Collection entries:
----------------

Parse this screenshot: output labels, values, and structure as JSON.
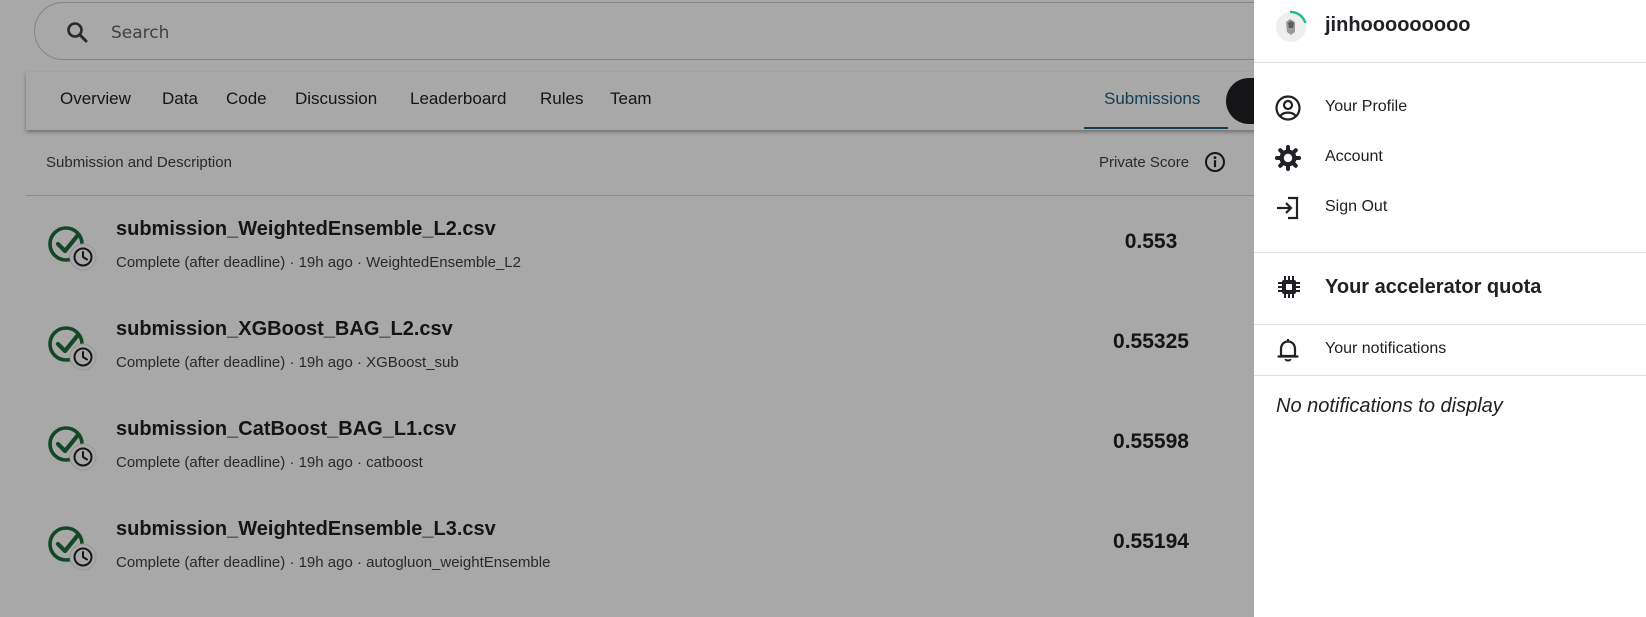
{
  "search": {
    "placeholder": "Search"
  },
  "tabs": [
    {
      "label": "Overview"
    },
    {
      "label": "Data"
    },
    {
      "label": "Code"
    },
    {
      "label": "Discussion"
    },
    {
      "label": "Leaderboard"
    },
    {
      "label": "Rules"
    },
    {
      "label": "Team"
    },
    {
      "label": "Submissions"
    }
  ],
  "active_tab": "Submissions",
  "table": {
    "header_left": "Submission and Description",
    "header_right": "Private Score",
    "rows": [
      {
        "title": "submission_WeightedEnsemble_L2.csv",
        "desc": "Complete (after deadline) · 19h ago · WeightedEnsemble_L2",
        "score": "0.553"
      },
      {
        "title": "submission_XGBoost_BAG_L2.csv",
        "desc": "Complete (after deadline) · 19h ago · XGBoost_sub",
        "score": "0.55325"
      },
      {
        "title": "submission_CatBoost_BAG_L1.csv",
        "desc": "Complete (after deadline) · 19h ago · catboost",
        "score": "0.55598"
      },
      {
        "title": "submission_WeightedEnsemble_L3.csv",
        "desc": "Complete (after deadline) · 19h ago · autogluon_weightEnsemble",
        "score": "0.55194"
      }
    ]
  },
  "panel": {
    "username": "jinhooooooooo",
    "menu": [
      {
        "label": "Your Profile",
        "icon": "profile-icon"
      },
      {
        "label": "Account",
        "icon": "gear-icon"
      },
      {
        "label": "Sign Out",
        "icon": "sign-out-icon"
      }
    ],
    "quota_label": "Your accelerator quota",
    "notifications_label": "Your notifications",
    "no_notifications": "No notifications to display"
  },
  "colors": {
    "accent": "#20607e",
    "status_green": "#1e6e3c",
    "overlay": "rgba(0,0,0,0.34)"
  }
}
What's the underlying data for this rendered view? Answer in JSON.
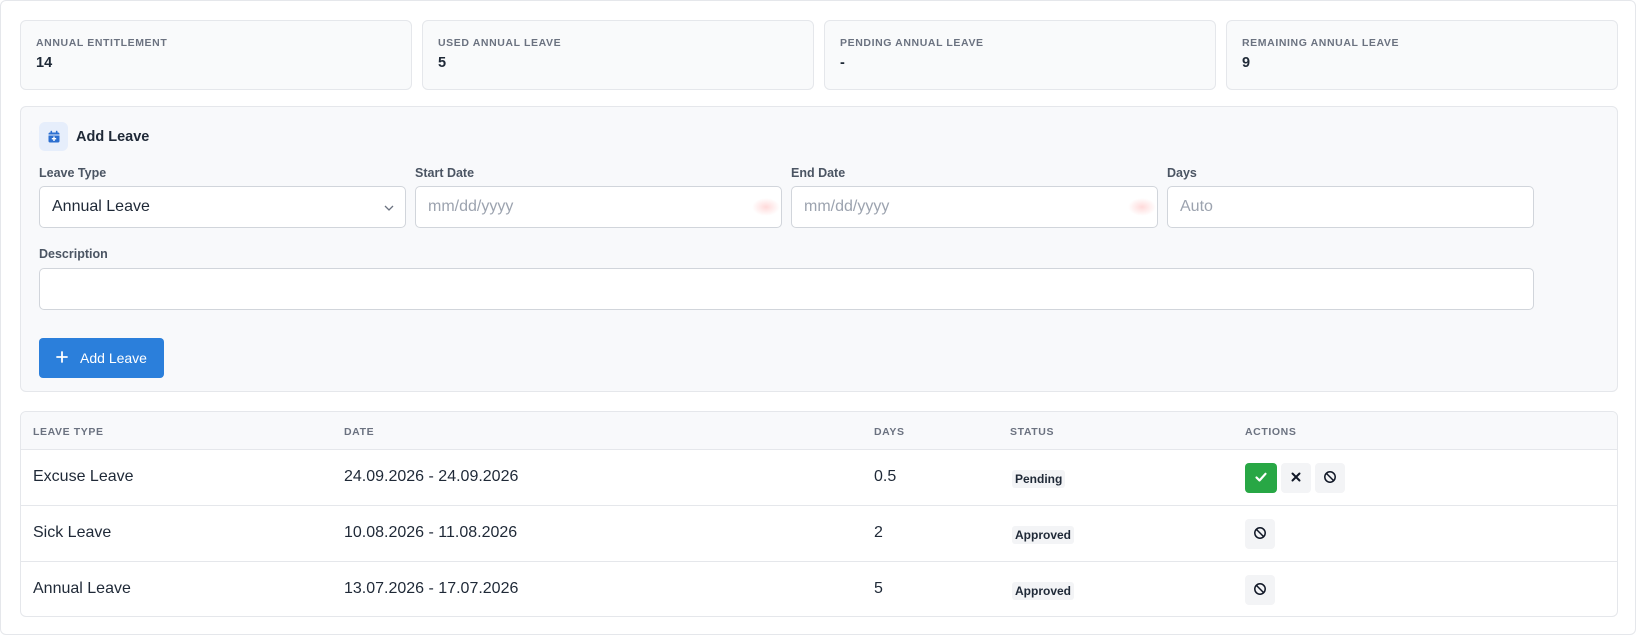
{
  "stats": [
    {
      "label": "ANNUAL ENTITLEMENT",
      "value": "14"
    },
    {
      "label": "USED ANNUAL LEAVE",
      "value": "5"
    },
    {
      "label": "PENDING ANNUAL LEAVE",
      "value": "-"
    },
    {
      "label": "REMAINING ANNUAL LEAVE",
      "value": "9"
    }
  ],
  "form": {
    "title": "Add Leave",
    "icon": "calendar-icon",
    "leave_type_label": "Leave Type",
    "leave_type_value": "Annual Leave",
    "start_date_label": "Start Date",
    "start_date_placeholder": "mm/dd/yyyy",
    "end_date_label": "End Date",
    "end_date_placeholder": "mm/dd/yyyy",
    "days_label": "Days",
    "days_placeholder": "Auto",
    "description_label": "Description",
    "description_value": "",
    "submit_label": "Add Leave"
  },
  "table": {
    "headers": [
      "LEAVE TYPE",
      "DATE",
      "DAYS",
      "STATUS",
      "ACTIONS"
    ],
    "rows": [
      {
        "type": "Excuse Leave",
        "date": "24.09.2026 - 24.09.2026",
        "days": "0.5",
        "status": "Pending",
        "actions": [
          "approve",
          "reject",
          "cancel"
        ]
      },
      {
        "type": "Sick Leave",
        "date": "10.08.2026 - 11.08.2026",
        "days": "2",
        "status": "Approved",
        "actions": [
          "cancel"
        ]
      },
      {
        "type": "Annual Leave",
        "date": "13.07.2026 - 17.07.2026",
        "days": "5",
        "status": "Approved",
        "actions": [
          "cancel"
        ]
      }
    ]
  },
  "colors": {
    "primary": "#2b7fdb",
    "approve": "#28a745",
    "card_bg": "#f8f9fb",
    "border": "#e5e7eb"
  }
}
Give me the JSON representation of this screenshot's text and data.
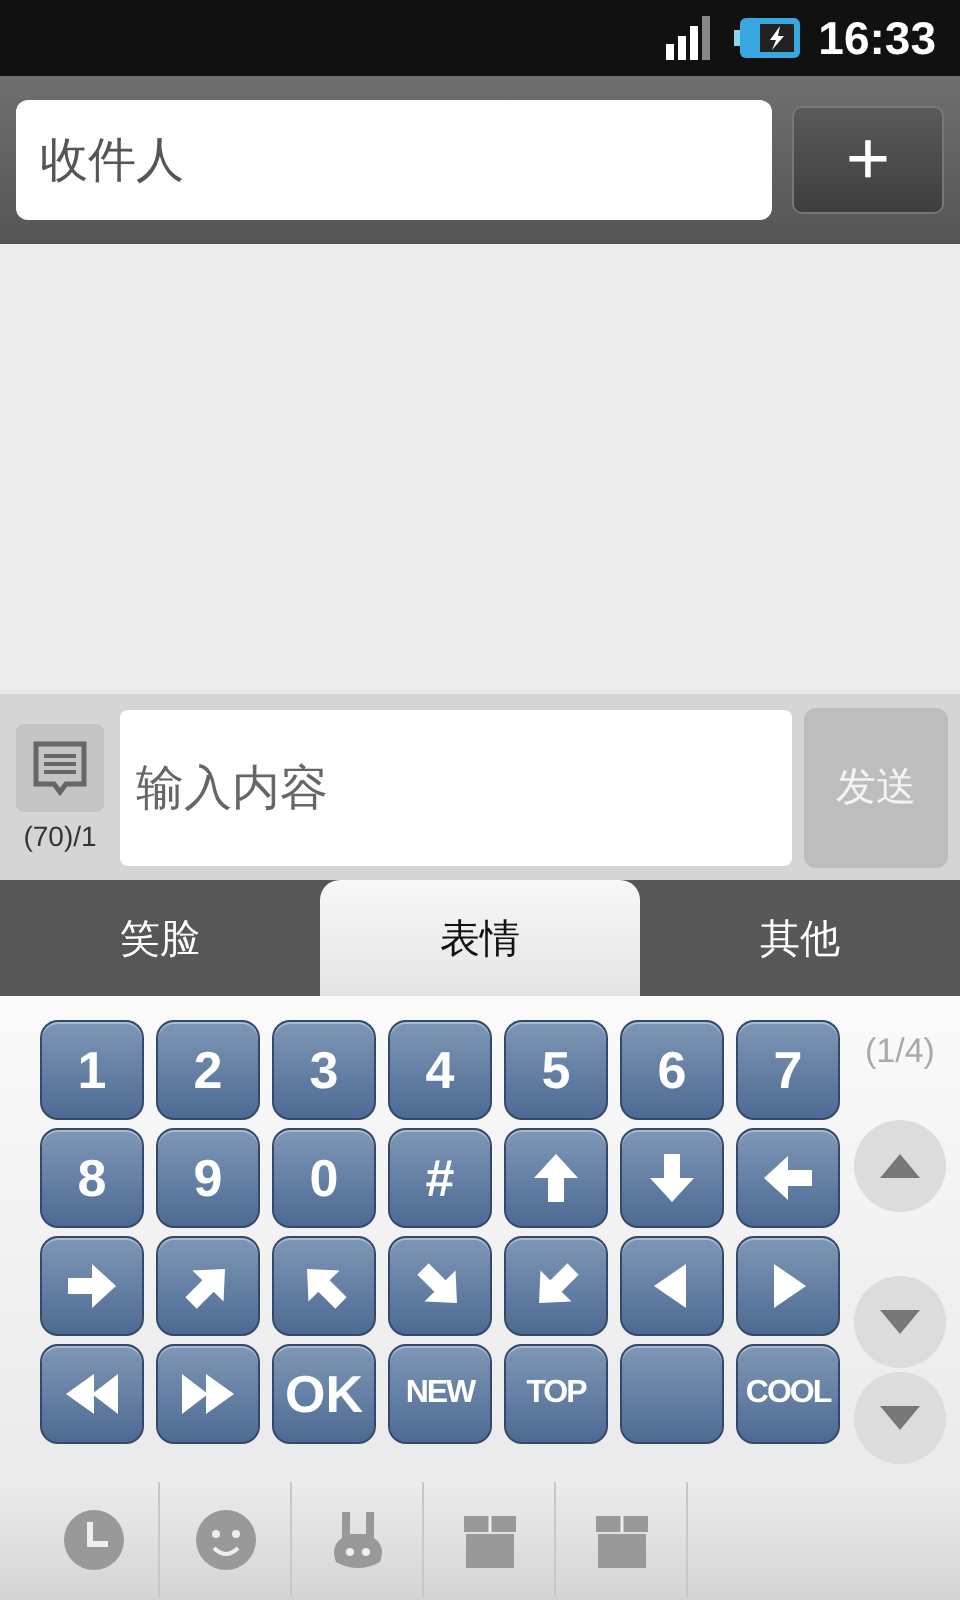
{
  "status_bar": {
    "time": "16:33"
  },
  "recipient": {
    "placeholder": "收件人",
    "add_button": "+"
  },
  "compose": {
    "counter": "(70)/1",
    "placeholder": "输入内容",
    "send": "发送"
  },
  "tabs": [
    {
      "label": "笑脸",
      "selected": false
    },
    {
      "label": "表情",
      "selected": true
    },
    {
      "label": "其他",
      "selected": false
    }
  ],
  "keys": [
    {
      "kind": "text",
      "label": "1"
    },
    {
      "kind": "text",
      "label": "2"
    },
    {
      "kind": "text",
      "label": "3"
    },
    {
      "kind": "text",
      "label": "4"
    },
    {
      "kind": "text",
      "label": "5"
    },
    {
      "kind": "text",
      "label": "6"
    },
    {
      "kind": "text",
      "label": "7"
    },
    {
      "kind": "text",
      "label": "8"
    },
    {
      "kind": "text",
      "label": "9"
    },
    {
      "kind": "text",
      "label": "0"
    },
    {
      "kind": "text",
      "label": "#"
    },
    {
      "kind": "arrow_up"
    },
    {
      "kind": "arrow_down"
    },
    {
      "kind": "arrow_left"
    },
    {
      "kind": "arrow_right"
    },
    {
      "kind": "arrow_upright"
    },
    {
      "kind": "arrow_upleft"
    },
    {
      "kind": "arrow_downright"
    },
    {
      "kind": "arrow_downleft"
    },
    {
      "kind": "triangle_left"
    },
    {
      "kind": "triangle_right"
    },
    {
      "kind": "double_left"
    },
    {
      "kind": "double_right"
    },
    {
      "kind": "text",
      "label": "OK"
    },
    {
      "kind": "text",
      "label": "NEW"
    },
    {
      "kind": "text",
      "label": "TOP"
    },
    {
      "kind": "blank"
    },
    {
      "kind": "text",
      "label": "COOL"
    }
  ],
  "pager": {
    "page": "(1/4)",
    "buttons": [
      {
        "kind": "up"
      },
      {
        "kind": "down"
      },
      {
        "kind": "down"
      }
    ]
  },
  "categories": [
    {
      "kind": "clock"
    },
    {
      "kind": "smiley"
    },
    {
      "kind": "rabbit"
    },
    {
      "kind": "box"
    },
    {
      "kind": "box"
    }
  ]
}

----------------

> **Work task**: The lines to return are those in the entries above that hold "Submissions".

> **Response**:
      "label": "Submissions"
  "active_tab": "Submissions",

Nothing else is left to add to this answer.